The pioneers of this art are engineers and scientists like A. Michael Noll, who used computers in 1962 to create images through patterns and mathematical algorithms.
In 1965, the first exhibitions were held and in 1968, the art curator Jasia Reichardt organised the most significant exhibition in the field up to that point, in London, with the first digital artists, such as Nam June Paik, Frieder Nake, and Leslie Mezei. These artists used algorithms to generate apparently random and abstract images.
At the start of the 80s, digital illustration gained new life as a creative tool: Adobe, the iconic developer of image manipulation and digital design software. That same decade, Corel Draw and Paint made digital illustration accessible.

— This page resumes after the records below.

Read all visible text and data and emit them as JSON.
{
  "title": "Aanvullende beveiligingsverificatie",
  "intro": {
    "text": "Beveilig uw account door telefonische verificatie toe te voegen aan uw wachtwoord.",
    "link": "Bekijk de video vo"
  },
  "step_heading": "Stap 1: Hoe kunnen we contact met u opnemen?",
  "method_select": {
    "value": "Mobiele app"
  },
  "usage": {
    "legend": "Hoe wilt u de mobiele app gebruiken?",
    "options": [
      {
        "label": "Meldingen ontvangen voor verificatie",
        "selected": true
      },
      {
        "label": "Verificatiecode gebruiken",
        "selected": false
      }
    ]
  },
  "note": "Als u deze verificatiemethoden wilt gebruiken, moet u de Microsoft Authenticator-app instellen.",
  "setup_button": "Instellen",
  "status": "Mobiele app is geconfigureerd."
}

The Macintosh also pushed the sector forward, allowing people to use Adobe Photoshop and Illustrator on a daily basis.
Since then, digital illustration has continued to develop and grow exponentially online. Not only did the tools become accessible, but the internet made it possible for illustrators, designers, and artists to reach more people.
In 2010, Instagram was born: a social network that has become a meeting point and portfolio platform for different artists and styles. Today, it is an immense repository of artwork from across the globe.
Gadgets like the iPad and the Apple Pencil are also quickly becoming essential elements for many artists and anyone who wants to draw and design digitally.
Digital illustration is experiencing its apogee and continues to evolve, continuously benefiting from technology and renewing itself. It is not yet known what the future will look like, but it is very clear that it will be full of art produced and consumed digitally.
You may also be interested in:
- Introduction to Adobe Illustrator, by Aarón Martínez
- Illustration Techniques to Unlock your Creativity, a course by Adolfo Serra
- Modern Watercolor Techniques, a course by Ana Victoria Calderon